Detecting heavy metals in air requires high-volume air filtration, with sampling often for a minimum of 8 hours. This extended sampling time helps maximize reliability and the detection of low-level pollutants.

The workflow for heavy metal testing involves weighing the filter before and after sampling to determine the total mass of particles captured. There are then several possible analytical methods to identify and measure heavy metal pollution including:

  • Energy dispersive X-ray fluorescence (EDXRF)
  • Acid digestion followed by inductively coupled plasma mass spectrometry (ICP-MS).

It’s essential for the accuracy of these methods to select filters with very low heavy metal content. Filters that contain measurable amounts of key elements, such as lead (Pb) and copper (Cu), will lead to inaccurate results.

Quartz consists of pure SiO2, and high quality quartz filters contain negligible amounts of heavy metal contaminants, particularly when compared with glass fiber. As a result, they will have little effect on the measurement and are well-suited for heavy metal testing.

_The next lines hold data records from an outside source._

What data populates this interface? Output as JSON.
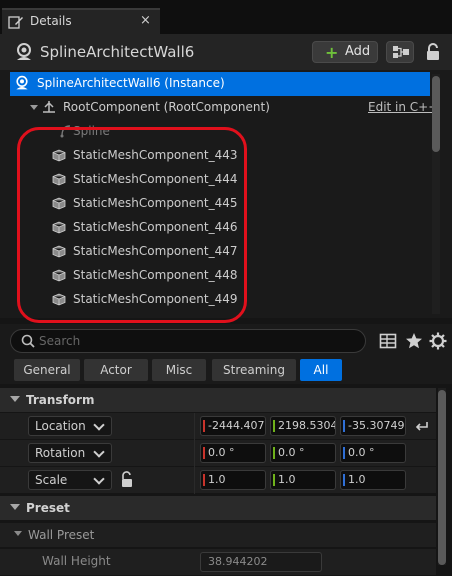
{
  "tab": {
    "title": "Details",
    "close": "×"
  },
  "header": {
    "actor_name": "SplineArchitectWall6",
    "add_label": "Add",
    "add_plus": "+"
  },
  "tree": {
    "instance": "SplineArchitectWall6 (Instance)",
    "root": "RootComponent (RootComponent)",
    "edit_link": "Edit in C++",
    "spline": "Spline",
    "components": [
      "StaticMeshComponent_443",
      "StaticMeshComponent_444",
      "StaticMeshComponent_445",
      "StaticMeshComponent_446",
      "StaticMeshComponent_447",
      "StaticMeshComponent_448",
      "StaticMeshComponent_449"
    ],
    "annotation_color": "#e0101c"
  },
  "search": {
    "placeholder": "Search"
  },
  "filters": [
    "General",
    "Actor",
    "Misc",
    "Streaming",
    "All"
  ],
  "active_filter": "All",
  "transform": {
    "title": "Transform",
    "location": {
      "label": "Location",
      "x": "-2444.4072",
      "y": "2198.5304",
      "z": "-35.307492"
    },
    "rotation": {
      "label": "Rotation",
      "x": "0.0 °",
      "y": "0.0 °",
      "z": "0.0 °"
    },
    "scale": {
      "label": "Scale",
      "x": "1.0",
      "y": "1.0",
      "z": "1.0"
    }
  },
  "preset": {
    "title": "Preset",
    "wall_preset": "Wall Preset",
    "wall_height_label": "Wall Height",
    "wall_height_value": "38.944202"
  },
  "colors": {
    "accent": "#0070e0",
    "x_axis": "#c8332b",
    "y_axis": "#6fb21b",
    "z_axis": "#2f6fd6",
    "add_plus": "#6fc13a"
  }
}
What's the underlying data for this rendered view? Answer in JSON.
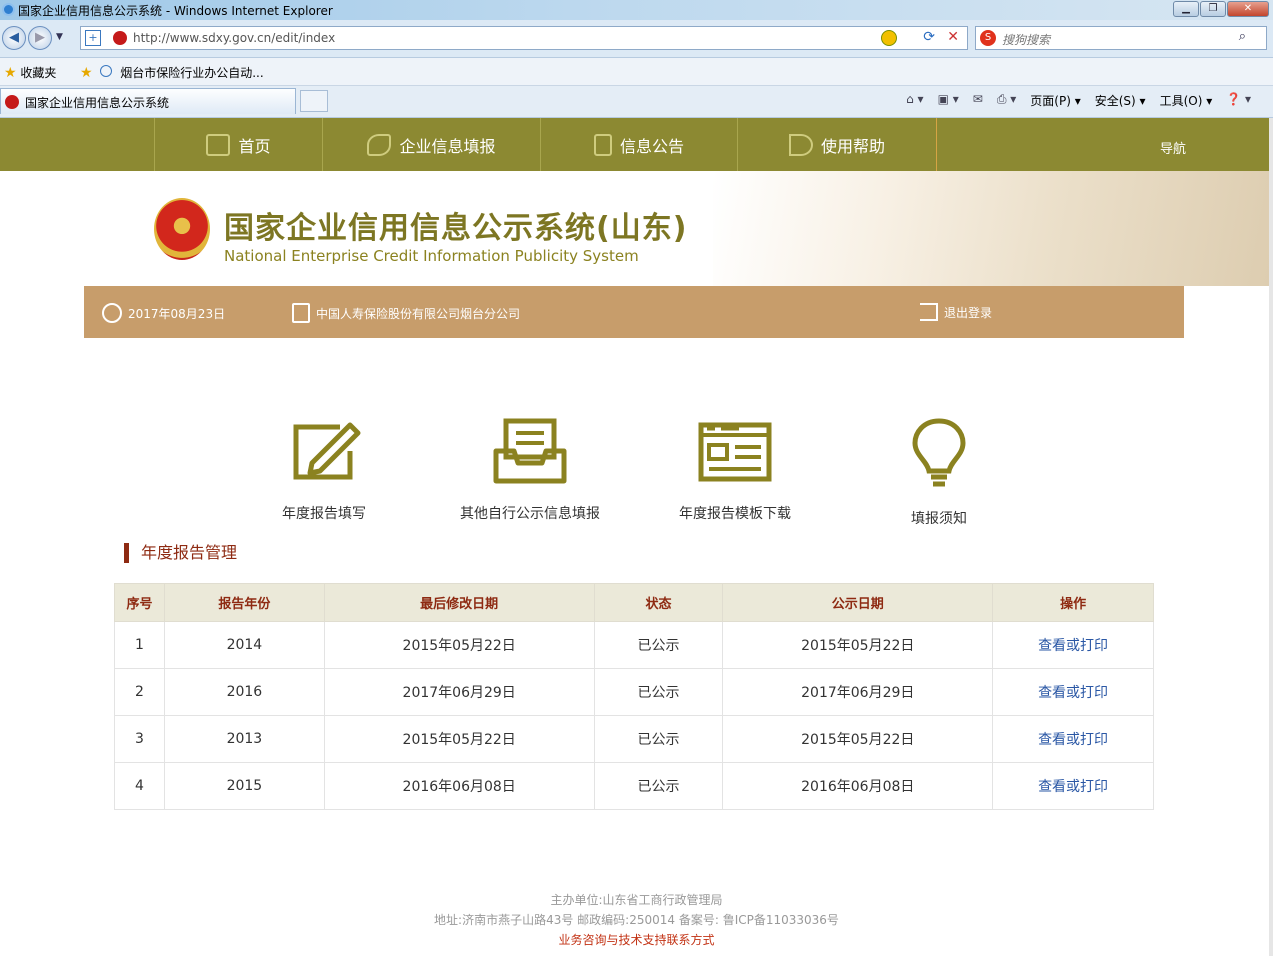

At GE Healthcare Life Sciences, we provide a broad range of filtration solutions, including high-purity quartz filters.

Our QM-A, QM-H, and QM-B quartz fiber filters are resistant to very high temperatures—up to 800°C for QM-A and QM-B and 900°C for QM-H—and are low in heavy metals and other contaminants. They are particularly suitable for high-temperature and high sensitivity applications, such as OC/EC analysis.

Our team of experts is familiar with a wide range of filtration applications and can advise on which materials are most suitable for a given application. Contact your local GE Healthcare Life Sciences representative to discuss your needs.